Central Asian terror groups Islamic Jihad Group (IJG), Khatiba Imam al-Bukhari (KIB) and Islamic Movement of Uzbekistan (IMU), which actively participated in fighting alongside the Taliban, are “now experiencing greater freedom of movement in the country”.
The report said Central Asian embassies based in Kabul had “observed with concern that several leaders of those groups have travelled freely to Kabul”. IJG, led by Ilimbek Mamatov, was assessed to be the “most combat-ready Central Asian group in Afghanistan”, and it operates primarily in Badakhshan, Baghlan and Kunduz provinces.
However, the report concluded that the Taliban have acted to rein in the anti-China terror group Turkistan Islamic Party (TIP), also known as Eastern Turkistan Islamic Movement (ETIM).
“Some Member States reported that, following the Taliban’s return to power,
ETIM/TIP fighters were relocated from their traditional stronghold in Badakhshan

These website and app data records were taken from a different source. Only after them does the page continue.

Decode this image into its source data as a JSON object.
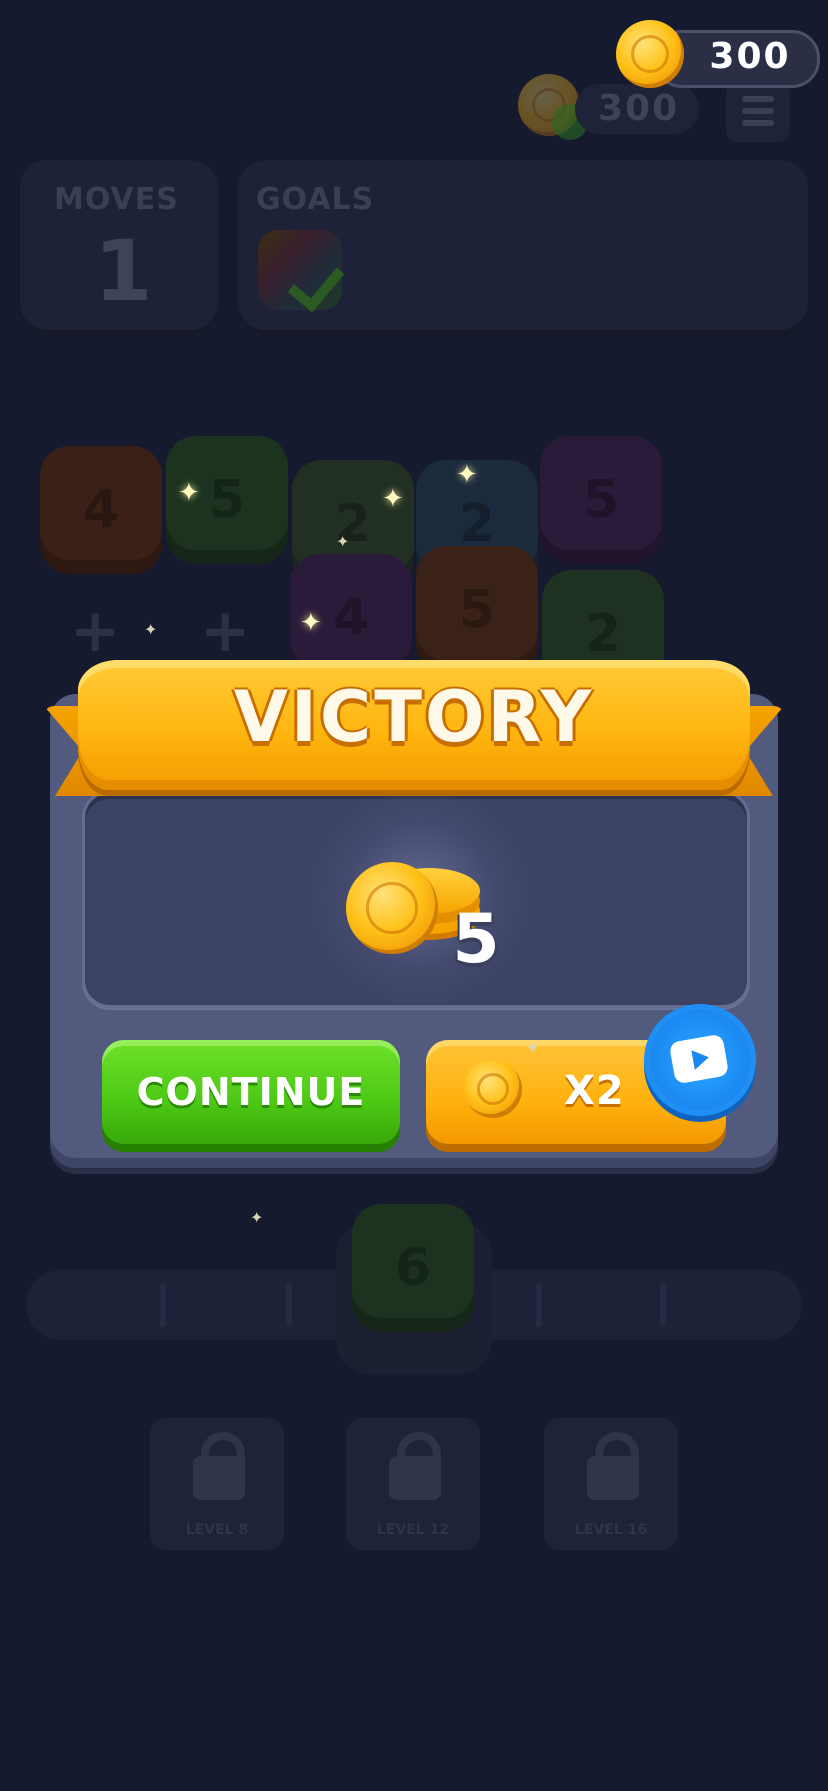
{
  "currency": {
    "coins": "300",
    "background_coins": "300"
  },
  "hud": {
    "moves_label": "MOVES",
    "moves_value": "1",
    "goals_label": "GOALS"
  },
  "board": {
    "tiles": [
      {
        "label": "4",
        "color": "#3b2018"
      },
      {
        "label": "5",
        "color": "#1d3320"
      },
      {
        "label": "2",
        "color": "#223024"
      },
      {
        "label": "2",
        "color": "#1c2a3e"
      },
      {
        "label": "5",
        "color": "#2b1b3a"
      },
      {
        "label": "4",
        "color": "#2b1b3a"
      },
      {
        "label": "5",
        "color": "#3b2218"
      },
      {
        "label": "2",
        "color": "#1f3222"
      }
    ],
    "next_tile": "6"
  },
  "levels": [
    {
      "label": "LEVEL 8"
    },
    {
      "label": "LEVEL 12"
    },
    {
      "label": "LEVEL 16"
    }
  ],
  "dialog": {
    "title": "VICTORY",
    "reward_amount": "5",
    "continue_label": "CONTINUE",
    "double_label": "X2"
  },
  "colors": {
    "ribbon": "#ffb60f",
    "continue_button": "#4cc814",
    "double_button": "#ffb10c",
    "video_badge": "#1a88f2"
  },
  "icons": [
    "coin-icon",
    "menu-icon",
    "lock-icon",
    "video-ad-icon",
    "checkmark-icon"
  ]
}
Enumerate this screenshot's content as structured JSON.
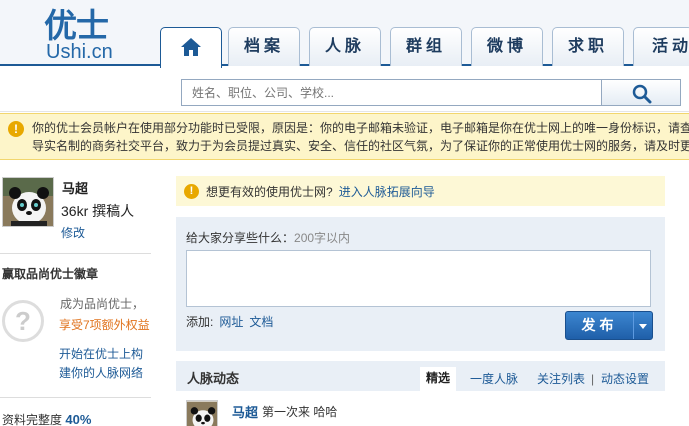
{
  "logo": {
    "cn": "优士",
    "en": "Ushi.cn"
  },
  "nav": {
    "tabs": [
      {
        "label": "",
        "icon": "home-icon"
      },
      {
        "label": "档案"
      },
      {
        "label": "人脉"
      },
      {
        "label": "群组"
      },
      {
        "label": "微博"
      },
      {
        "label": "求职"
      },
      {
        "label": "活动"
      }
    ]
  },
  "search": {
    "placeholder": "姓名、职位、公司、学校...",
    "icon": "search-icon"
  },
  "warning": {
    "line1": "你的优士会员帐户在使用部分功能时已受限，原因是：你的电子邮箱未验证，电子邮箱是你在优士网上的唯一身份标识，请查",
    "line2": "导实名制的商务社交平台，致力于为会员提过真实、安全、信任的社区气氛，为了保证你的正常使用优士网的服务，请及时更"
  },
  "profile": {
    "name": "马超",
    "title": "36kr 撰稿人",
    "edit_label": "修改"
  },
  "badge": {
    "heading": "赢取品尚优士徽章",
    "line1": "成为品尚优士，",
    "line2": "享受7项额外权益",
    "link": "开始在优士上构建你的人脉网络"
  },
  "completeness": {
    "label": "资料完整度",
    "value": "40%"
  },
  "tip": {
    "text": "想更有效的使用优士网?",
    "link": "进入人脉拓展向导"
  },
  "share": {
    "title": "给大家分享些什么：",
    "hint": "200字以内",
    "add_label": "添加:",
    "add_url": "网址",
    "add_doc": "文档",
    "publish_label": "发布"
  },
  "feed": {
    "title": "人脉动态",
    "tabs": [
      "精选",
      "一度人脉",
      "关注列表",
      "动态设置"
    ],
    "separator": "|",
    "items": [
      {
        "name": "马超",
        "text": "第一次来 哈哈"
      }
    ]
  },
  "colors": {
    "brand": "#1d5a96",
    "warning_bg": "#fdf5c9",
    "accent_orange": "#e0731d"
  }
}
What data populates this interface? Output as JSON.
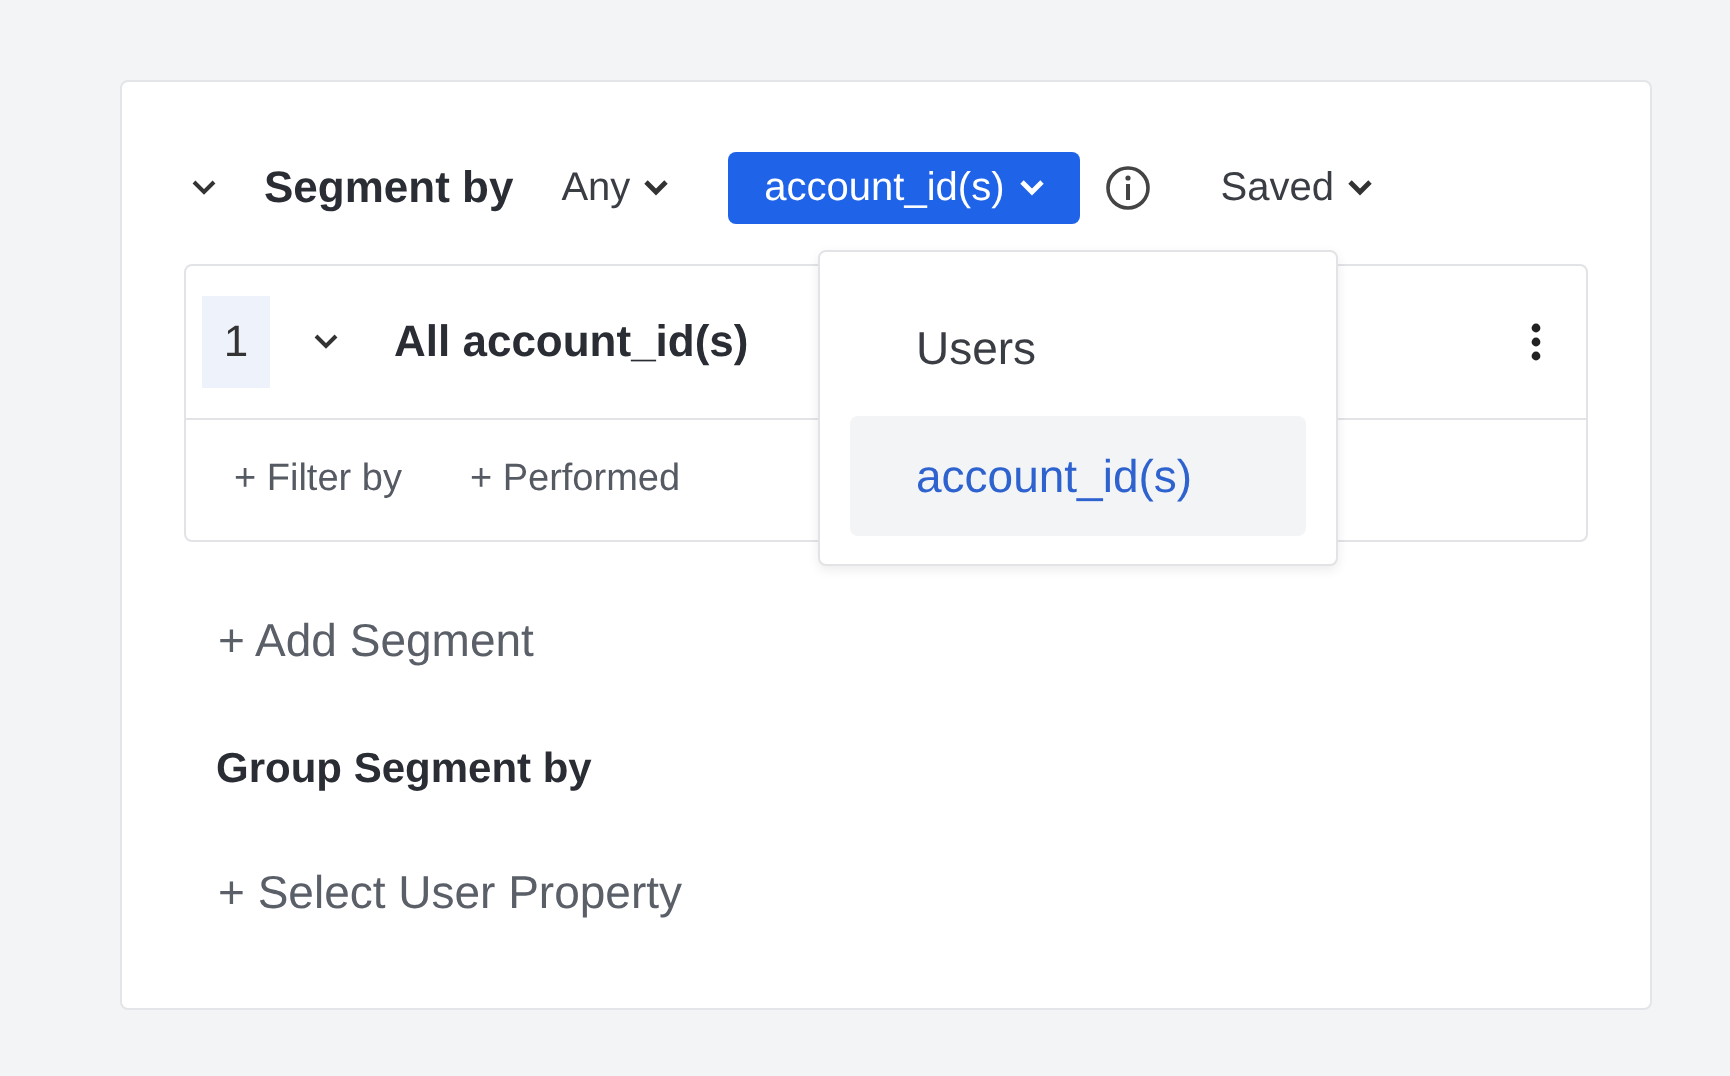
{
  "header": {
    "title": "Segment by",
    "match": "Any",
    "entity": "account_id(s)",
    "saved": "Saved"
  },
  "entity_menu": {
    "open": true,
    "items": [
      {
        "label": "Users",
        "selected": false
      },
      {
        "label": "account_id(s)",
        "selected": true
      }
    ]
  },
  "segments": [
    {
      "index": "1",
      "title": "All account_id(s)",
      "actions": [
        "+ Filter by",
        "+ Performed"
      ]
    }
  ],
  "add_segment": "+ Add Segment",
  "group_title": "Group Segment by",
  "group_action": "+ Select User Property"
}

Province, on the border with China, to Baghlan, Takhar and other provinces, as part of the Taliban’s efforts to both protect and restrain the group,” the report said.
ETIM’s strength was estimated at between 200 and 700 fighters, and the group is active in military training and planning terrorist attacks against Chinese interests. “ETIM/TIP members have been encouraged to strengthen their ties to Afghanistan by becoming refugees or Afghan citizens, as a means of more deeply entrenching the group in the country,” the report said.
ETIM members “frequently visited the Wakhan corridor, calling for a ‘return to Xinjiang for jihad’”. The group closely collaborates with al-Qaeda, Tehrik-e Taliban Pakistan and Jamaat Ansarullah to plan attacks on Chinese interests in Pakistan, Tajikistan and elsewhere, the report said.